╭─ DATA IN THIS EXERCISE

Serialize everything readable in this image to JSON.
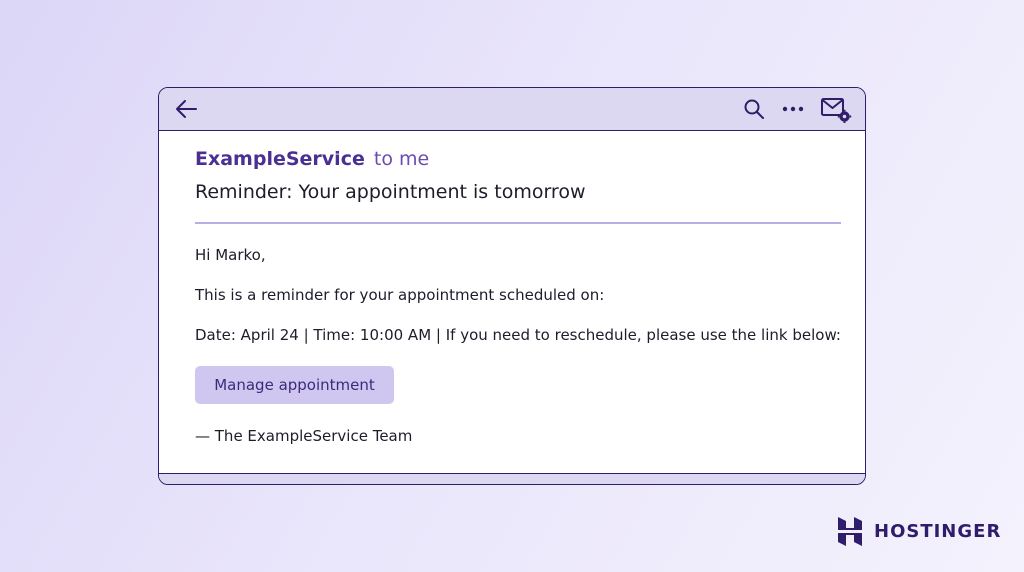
{
  "email": {
    "sender": "ExampleService",
    "recipient": "to me",
    "subject": "Reminder: Your appointment is tomorrow",
    "greeting": "Hi Marko,",
    "intro": "This is a reminder for your appointment scheduled on:",
    "details": "Date: April 24 | Time: 10:00 AM | If you need to reschedule, please use the link below:",
    "button_label": "Manage appointment",
    "signature": "— The ExampleService Team"
  },
  "toolbar": {
    "icons": [
      "back-arrow-icon",
      "search-icon",
      "more-options-icon",
      "mail-settings-icon"
    ]
  },
  "brand": {
    "name": "HOSTINGER"
  },
  "colors": {
    "accent": "#4b2f92",
    "border": "#2f1c6a",
    "toolbar_bg": "#dcd8f1",
    "button_bg": "#cfc7f0",
    "divider": "#b8aee6"
  }
}
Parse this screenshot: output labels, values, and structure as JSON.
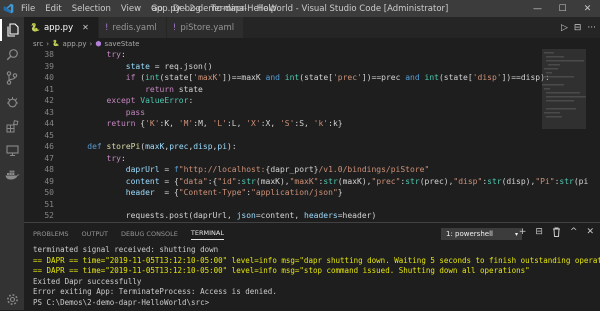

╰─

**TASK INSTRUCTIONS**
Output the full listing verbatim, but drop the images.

**RESULT FOR THIS TASK**
Serialize everything readable in this image to JSON.
{
  "email": {
    "sender": "ExampleService",
    "recipient": "to me",
    "subject": "Reminder: Your appointment is tomorrow",
    "greeting": "Hi Marko,",
    "intro": "This is a reminder for your appointment scheduled on:",
    "details": "Date: April 24 | Time: 10:00 AM | If you need to reschedule, please use the link below:",
    "button_label": "Manage appointment",
    "signature": "— The ExampleService Team"
  },
  "toolbar": {
    "icons": [
      "back-arrow-icon",
      "search-icon",
      "more-options-icon",
      "mail-settings-icon"
    ]
  },
  "brand": {
    "name": "HOSTINGER"
  },
  "colors": {
    "accent": "#4b2f92",
    "border": "#2f1c6a",
    "toolbar_bg": "#dcd8f1",
    "button_bg": "#cfc7f0",
    "divider": "#b8aee6"
  }
}
Parse this screenshot: output labels, values, and structure as JSON.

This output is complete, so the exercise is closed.